The ancient forests which covered this region before the arrival of European settlers were cleared for various forest products including lumber, bark, tannin for leather, chemical wood, and paper pulp. Ultimately, uncontrolled wildfires burned most of the cut-over forest, accelerating erosion and sedimentation which, in turn, caused degradation of watersheds and streams. Concern about potable water was one catalyst which led to the creation of the state forest system.

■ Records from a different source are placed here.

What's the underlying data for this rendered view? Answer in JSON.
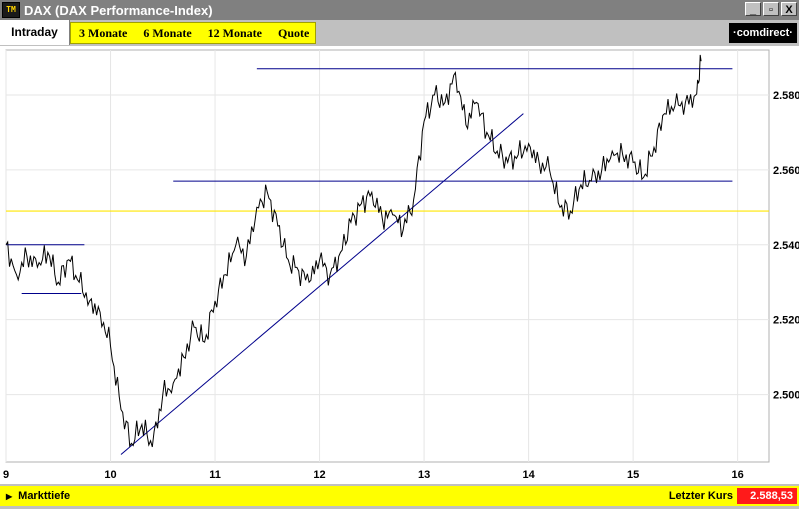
{
  "window": {
    "title": "DAX (DAX Performance-Index)",
    "icon": "TM",
    "buttons": [
      "_",
      "▫",
      "X"
    ]
  },
  "tabs": {
    "active": "Intraday",
    "items": [
      "3 Monate",
      "6 Monate",
      "12 Monate",
      "Quote"
    ]
  },
  "logo": "·comdirect·",
  "footer": {
    "left_label": "Markttiefe",
    "right_label": "Letzter Kurs",
    "value": "2.588,53"
  },
  "chart_data": {
    "type": "line",
    "x_ticks": [
      "9",
      "10",
      "11",
      "12",
      "13",
      "14",
      "15",
      "16"
    ],
    "y_ticks": [
      "2.500",
      "2.520",
      "2.540",
      "2.560",
      "2.580"
    ],
    "ylim": [
      2482,
      2592
    ],
    "series": [
      {
        "x": [
          9.0,
          9.1,
          9.2,
          9.3,
          9.4,
          9.5,
          9.6,
          9.7,
          9.8,
          9.9,
          10.0,
          10.1,
          10.2,
          10.3,
          10.4,
          10.5,
          10.6,
          10.7,
          10.8,
          10.9,
          11.0,
          11.1,
          11.2,
          11.3,
          11.4,
          11.5,
          11.6,
          11.7,
          11.8,
          11.9,
          12.0,
          12.1,
          12.2,
          12.3,
          12.4,
          12.5,
          12.6,
          12.7,
          12.8,
          12.9,
          13.0,
          13.1,
          13.2,
          13.3,
          13.4,
          13.5,
          13.6,
          13.7,
          13.8,
          13.9,
          14.0,
          14.1,
          14.2,
          14.3,
          14.4,
          14.5,
          14.6,
          14.7,
          14.8,
          14.9,
          15.0,
          15.1,
          15.2,
          15.3,
          15.4,
          15.5,
          15.6,
          15.65
        ],
        "y": [
          2540,
          2532,
          2537,
          2534,
          2538,
          2530,
          2536,
          2530,
          2525,
          2522,
          2513,
          2496,
          2487,
          2492,
          2486,
          2500,
          2503,
          2510,
          2518,
          2514,
          2525,
          2532,
          2540,
          2537,
          2550,
          2554,
          2545,
          2536,
          2533,
          2530,
          2536,
          2532,
          2538,
          2546,
          2551,
          2554,
          2547,
          2548,
          2544,
          2552,
          2573,
          2580,
          2578,
          2586,
          2572,
          2578,
          2570,
          2565,
          2562,
          2564,
          2567,
          2562,
          2560,
          2550,
          2549,
          2556,
          2557,
          2560,
          2565,
          2564,
          2562,
          2558,
          2566,
          2575,
          2577,
          2578,
          2580,
          2589
        ]
      }
    ],
    "lines": {
      "hlines_navy": [
        {
          "y": 2587,
          "from": 11.4,
          "to": 15.95
        },
        {
          "y": 2557,
          "from": 10.6,
          "to": 15.95
        },
        {
          "y": 2540,
          "from": 9.0,
          "to": 9.75
        },
        {
          "y": 2527,
          "from": 9.15,
          "to": 9.72
        }
      ],
      "hline_yellow": {
        "y": 2549
      },
      "trendline": {
        "x1": 10.1,
        "y1": 2484,
        "x2": 13.95,
        "y2": 2575
      }
    },
    "colors": {
      "series": "#000000",
      "lines": "#00008b",
      "yellow": "#ffe600",
      "grid": "#e6e6e6"
    }
  }
}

In 1898, the first purchase of land for Sproul State Forest occurred near Bull Run on Young Woman's Creek. The location is marked with a suitable monument. Since then, Sproul State Forest has grown to 305,000 acres—the largest in the Pennsylvania’s state forest system. The southern tract of Sproul State Forest is bounded on three sides by the West Branch of the Susquehanna River. Within this area are about 450 square miles where there is no electricity, permanent homes, or commercial telephone service. For the Eastern United States, this is certainly a remote area. The south-side is bisected by PA 144 from Snow Shoe to Renovo. The northern tract of Sproul State Forest is bounded by the West Branch of the Susquehanna River on the south and PA Route 44 on the north.